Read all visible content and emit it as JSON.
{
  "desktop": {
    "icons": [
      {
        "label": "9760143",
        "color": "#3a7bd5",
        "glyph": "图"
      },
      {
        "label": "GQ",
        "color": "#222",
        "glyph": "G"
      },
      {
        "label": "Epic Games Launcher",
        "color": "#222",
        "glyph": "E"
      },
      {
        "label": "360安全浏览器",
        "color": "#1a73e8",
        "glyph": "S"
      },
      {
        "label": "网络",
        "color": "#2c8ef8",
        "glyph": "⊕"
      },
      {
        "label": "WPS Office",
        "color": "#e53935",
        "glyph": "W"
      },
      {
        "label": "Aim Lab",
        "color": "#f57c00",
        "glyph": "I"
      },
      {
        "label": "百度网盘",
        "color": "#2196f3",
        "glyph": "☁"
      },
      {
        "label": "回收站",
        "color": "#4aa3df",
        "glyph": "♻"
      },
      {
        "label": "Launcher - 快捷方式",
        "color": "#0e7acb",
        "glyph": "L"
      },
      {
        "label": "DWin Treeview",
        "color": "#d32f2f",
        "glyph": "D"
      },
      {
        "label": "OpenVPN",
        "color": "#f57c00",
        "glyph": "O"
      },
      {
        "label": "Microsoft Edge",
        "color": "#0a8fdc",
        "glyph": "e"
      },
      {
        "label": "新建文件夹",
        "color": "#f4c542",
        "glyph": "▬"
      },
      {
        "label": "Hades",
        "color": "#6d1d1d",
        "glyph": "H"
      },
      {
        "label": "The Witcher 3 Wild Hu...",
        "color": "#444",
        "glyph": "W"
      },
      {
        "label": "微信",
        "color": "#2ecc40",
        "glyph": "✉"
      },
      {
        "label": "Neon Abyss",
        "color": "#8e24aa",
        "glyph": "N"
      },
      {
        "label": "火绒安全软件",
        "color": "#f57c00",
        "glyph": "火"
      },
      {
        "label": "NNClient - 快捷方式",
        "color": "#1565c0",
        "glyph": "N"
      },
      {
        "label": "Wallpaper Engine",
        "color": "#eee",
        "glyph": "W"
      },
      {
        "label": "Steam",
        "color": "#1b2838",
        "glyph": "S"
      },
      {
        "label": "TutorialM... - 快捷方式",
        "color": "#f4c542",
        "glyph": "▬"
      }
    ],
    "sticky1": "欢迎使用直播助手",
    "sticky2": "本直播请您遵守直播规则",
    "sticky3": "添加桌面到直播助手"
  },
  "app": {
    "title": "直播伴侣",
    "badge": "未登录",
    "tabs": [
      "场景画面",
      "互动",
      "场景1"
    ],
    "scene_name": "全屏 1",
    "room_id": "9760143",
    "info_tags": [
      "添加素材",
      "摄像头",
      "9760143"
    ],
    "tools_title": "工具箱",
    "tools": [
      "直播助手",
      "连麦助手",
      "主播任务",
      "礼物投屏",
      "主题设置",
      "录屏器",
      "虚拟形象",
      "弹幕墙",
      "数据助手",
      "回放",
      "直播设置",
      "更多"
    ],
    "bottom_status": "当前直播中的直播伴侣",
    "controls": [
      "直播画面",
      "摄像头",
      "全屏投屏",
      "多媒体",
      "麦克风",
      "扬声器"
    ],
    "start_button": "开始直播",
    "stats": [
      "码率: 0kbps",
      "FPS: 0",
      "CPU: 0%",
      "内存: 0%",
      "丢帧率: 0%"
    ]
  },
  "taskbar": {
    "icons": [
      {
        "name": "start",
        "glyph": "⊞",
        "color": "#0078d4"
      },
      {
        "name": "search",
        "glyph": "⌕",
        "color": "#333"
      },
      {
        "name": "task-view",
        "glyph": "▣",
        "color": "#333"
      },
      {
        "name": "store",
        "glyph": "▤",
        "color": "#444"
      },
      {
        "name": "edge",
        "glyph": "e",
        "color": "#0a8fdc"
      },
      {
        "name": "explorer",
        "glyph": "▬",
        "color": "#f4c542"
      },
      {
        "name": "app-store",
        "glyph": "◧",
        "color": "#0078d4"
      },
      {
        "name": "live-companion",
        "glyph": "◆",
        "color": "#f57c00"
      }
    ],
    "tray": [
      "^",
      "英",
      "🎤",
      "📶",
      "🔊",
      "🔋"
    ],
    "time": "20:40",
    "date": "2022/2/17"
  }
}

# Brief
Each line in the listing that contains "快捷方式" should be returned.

# Solution to this task
        "label": "Launcher - 快捷方式",
        "label": "NNClient - 快捷方式",
        "label": "TutorialM... - 快捷方式",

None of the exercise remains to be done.